── PROVIDED MATERIAL
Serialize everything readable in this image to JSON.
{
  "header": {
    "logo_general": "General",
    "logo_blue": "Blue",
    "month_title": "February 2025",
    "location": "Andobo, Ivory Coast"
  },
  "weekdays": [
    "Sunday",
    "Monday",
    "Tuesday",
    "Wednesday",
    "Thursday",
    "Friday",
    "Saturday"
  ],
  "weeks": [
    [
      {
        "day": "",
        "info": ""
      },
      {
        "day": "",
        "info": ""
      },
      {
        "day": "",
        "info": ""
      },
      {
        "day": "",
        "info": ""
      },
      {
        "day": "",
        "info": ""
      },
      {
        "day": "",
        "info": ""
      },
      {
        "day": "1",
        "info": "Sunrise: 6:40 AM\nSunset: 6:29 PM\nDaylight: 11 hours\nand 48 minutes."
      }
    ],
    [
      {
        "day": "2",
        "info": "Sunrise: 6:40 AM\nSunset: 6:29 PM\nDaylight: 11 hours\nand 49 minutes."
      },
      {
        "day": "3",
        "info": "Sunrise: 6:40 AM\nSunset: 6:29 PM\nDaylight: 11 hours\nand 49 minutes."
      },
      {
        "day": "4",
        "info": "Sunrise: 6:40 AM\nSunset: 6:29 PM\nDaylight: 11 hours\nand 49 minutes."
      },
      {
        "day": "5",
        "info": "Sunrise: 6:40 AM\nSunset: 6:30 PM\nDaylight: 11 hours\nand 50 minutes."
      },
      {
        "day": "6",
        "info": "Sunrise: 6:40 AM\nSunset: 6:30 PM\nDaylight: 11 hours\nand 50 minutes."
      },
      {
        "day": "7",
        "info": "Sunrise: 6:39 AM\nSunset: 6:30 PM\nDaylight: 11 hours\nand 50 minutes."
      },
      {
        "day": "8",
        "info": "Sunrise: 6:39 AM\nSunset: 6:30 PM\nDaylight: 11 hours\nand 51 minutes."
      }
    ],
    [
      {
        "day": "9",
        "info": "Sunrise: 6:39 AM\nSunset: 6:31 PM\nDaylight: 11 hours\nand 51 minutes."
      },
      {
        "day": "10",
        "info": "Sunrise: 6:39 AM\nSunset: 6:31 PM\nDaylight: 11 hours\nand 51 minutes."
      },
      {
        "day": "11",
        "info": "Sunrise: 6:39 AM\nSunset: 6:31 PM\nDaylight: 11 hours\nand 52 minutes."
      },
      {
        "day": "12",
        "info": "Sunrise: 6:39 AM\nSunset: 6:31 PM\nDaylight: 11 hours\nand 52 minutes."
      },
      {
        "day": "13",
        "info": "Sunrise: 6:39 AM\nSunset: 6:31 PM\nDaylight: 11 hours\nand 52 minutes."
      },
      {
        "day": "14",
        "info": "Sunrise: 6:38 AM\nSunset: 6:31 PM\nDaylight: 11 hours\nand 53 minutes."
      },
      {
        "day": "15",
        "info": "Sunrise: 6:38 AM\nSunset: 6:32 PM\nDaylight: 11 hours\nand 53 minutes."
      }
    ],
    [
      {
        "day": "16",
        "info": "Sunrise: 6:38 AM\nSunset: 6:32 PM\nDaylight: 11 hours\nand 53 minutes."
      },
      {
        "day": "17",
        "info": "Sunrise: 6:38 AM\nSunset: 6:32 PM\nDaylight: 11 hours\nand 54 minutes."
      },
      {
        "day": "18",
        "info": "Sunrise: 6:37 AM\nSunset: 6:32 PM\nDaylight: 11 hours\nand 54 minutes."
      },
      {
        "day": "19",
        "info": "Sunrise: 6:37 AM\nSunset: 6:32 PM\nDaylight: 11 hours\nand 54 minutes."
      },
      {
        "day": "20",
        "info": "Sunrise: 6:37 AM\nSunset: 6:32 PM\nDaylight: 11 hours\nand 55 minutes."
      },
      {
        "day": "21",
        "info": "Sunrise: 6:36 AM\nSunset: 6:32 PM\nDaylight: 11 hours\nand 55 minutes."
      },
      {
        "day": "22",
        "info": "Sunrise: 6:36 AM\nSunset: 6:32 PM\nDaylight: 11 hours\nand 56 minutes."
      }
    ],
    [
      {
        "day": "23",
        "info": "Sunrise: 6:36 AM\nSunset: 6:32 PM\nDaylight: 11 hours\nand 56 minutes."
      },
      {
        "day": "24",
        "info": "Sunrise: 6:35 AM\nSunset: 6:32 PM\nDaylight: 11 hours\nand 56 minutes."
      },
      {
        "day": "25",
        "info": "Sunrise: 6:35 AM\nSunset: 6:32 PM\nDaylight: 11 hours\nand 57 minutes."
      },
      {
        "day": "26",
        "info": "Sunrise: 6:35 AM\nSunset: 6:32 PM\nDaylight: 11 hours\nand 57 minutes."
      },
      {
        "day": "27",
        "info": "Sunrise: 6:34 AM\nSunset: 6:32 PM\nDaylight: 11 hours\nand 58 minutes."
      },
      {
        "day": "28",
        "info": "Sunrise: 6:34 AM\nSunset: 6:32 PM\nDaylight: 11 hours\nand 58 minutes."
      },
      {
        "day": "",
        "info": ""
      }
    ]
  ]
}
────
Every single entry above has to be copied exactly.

Serialize everything readable in this image to JSON.
{
  "header": {
    "logo_general": "General",
    "logo_blue": "Blue",
    "month_title": "February 2025",
    "location": "Andobo, Ivory Coast"
  },
  "weekdays": [
    "Sunday",
    "Monday",
    "Tuesday",
    "Wednesday",
    "Thursday",
    "Friday",
    "Saturday"
  ],
  "weeks": [
    [
      {
        "day": "",
        "info": ""
      },
      {
        "day": "",
        "info": ""
      },
      {
        "day": "",
        "info": ""
      },
      {
        "day": "",
        "info": ""
      },
      {
        "day": "",
        "info": ""
      },
      {
        "day": "",
        "info": ""
      },
      {
        "day": "1",
        "info": "Sunrise: 6:40 AM\nSunset: 6:29 PM\nDaylight: 11 hours\nand 48 minutes."
      }
    ],
    [
      {
        "day": "2",
        "info": "Sunrise: 6:40 AM\nSunset: 6:29 PM\nDaylight: 11 hours\nand 49 minutes."
      },
      {
        "day": "3",
        "info": "Sunrise: 6:40 AM\nSunset: 6:29 PM\nDaylight: 11 hours\nand 49 minutes."
      },
      {
        "day": "4",
        "info": "Sunrise: 6:40 AM\nSunset: 6:29 PM\nDaylight: 11 hours\nand 49 minutes."
      },
      {
        "day": "5",
        "info": "Sunrise: 6:40 AM\nSunset: 6:30 PM\nDaylight: 11 hours\nand 50 minutes."
      },
      {
        "day": "6",
        "info": "Sunrise: 6:40 AM\nSunset: 6:30 PM\nDaylight: 11 hours\nand 50 minutes."
      },
      {
        "day": "7",
        "info": "Sunrise: 6:39 AM\nSunset: 6:30 PM\nDaylight: 11 hours\nand 50 minutes."
      },
      {
        "day": "8",
        "info": "Sunrise: 6:39 AM\nSunset: 6:30 PM\nDaylight: 11 hours\nand 51 minutes."
      }
    ],
    [
      {
        "day": "9",
        "info": "Sunrise: 6:39 AM\nSunset: 6:31 PM\nDaylight: 11 hours\nand 51 minutes."
      },
      {
        "day": "10",
        "info": "Sunrise: 6:39 AM\nSunset: 6:31 PM\nDaylight: 11 hours\nand 51 minutes."
      },
      {
        "day": "11",
        "info": "Sunrise: 6:39 AM\nSunset: 6:31 PM\nDaylight: 11 hours\nand 52 minutes."
      },
      {
        "day": "12",
        "info": "Sunrise: 6:39 AM\nSunset: 6:31 PM\nDaylight: 11 hours\nand 52 minutes."
      },
      {
        "day": "13",
        "info": "Sunrise: 6:39 AM\nSunset: 6:31 PM\nDaylight: 11 hours\nand 52 minutes."
      },
      {
        "day": "14",
        "info": "Sunrise: 6:38 AM\nSunset: 6:31 PM\nDaylight: 11 hours\nand 53 minutes."
      },
      {
        "day": "15",
        "info": "Sunrise: 6:38 AM\nSunset: 6:32 PM\nDaylight: 11 hours\nand 53 minutes."
      }
    ],
    [
      {
        "day": "16",
        "info": "Sunrise: 6:38 AM\nSunset: 6:32 PM\nDaylight: 11 hours\nand 53 minutes."
      },
      {
        "day": "17",
        "info": "Sunrise: 6:38 AM\nSunset: 6:32 PM\nDaylight: 11 hours\nand 54 minutes."
      },
      {
        "day": "18",
        "info": "Sunrise: 6:37 AM\nSunset: 6:32 PM\nDaylight: 11 hours\nand 54 minutes."
      },
      {
        "day": "19",
        "info": "Sunrise: 6:37 AM\nSunset: 6:32 PM\nDaylight: 11 hours\nand 54 minutes."
      },
      {
        "day": "20",
        "info": "Sunrise: 6:37 AM\nSunset: 6:32 PM\nDaylight: 11 hours\nand 55 minutes."
      },
      {
        "day": "21",
        "info": "Sunrise: 6:36 AM\nSunset: 6:32 PM\nDaylight: 11 hours\nand 55 minutes."
      },
      {
        "day": "22",
        "info": "Sunrise: 6:36 AM\nSunset: 6:32 PM\nDaylight: 11 hours\nand 56 minutes."
      }
    ],
    [
      {
        "day": "23",
        "info": "Sunrise: 6:36 AM\nSunset: 6:32 PM\nDaylight: 11 hours\nand 56 minutes."
      },
      {
        "day": "24",
        "info": "Sunrise: 6:35 AM\nSunset: 6:32 PM\nDaylight: 11 hours\nand 56 minutes."
      },
      {
        "day": "25",
        "info": "Sunrise: 6:35 AM\nSunset: 6:32 PM\nDaylight: 11 hours\nand 57 minutes."
      },
      {
        "day": "26",
        "info": "Sunrise: 6:35 AM\nSunset: 6:32 PM\nDaylight: 11 hours\nand 57 minutes."
      },
      {
        "day": "27",
        "info": "Sunrise: 6:34 AM\nSunset: 6:32 PM\nDaylight: 11 hours\nand 58 minutes."
      },
      {
        "day": "28",
        "info": "Sunrise: 6:34 AM\nSunset: 6:32 PM\nDaylight: 11 hours\nand 58 minutes."
      },
      {
        "day": "",
        "info": ""
      }
    ]
  ]
}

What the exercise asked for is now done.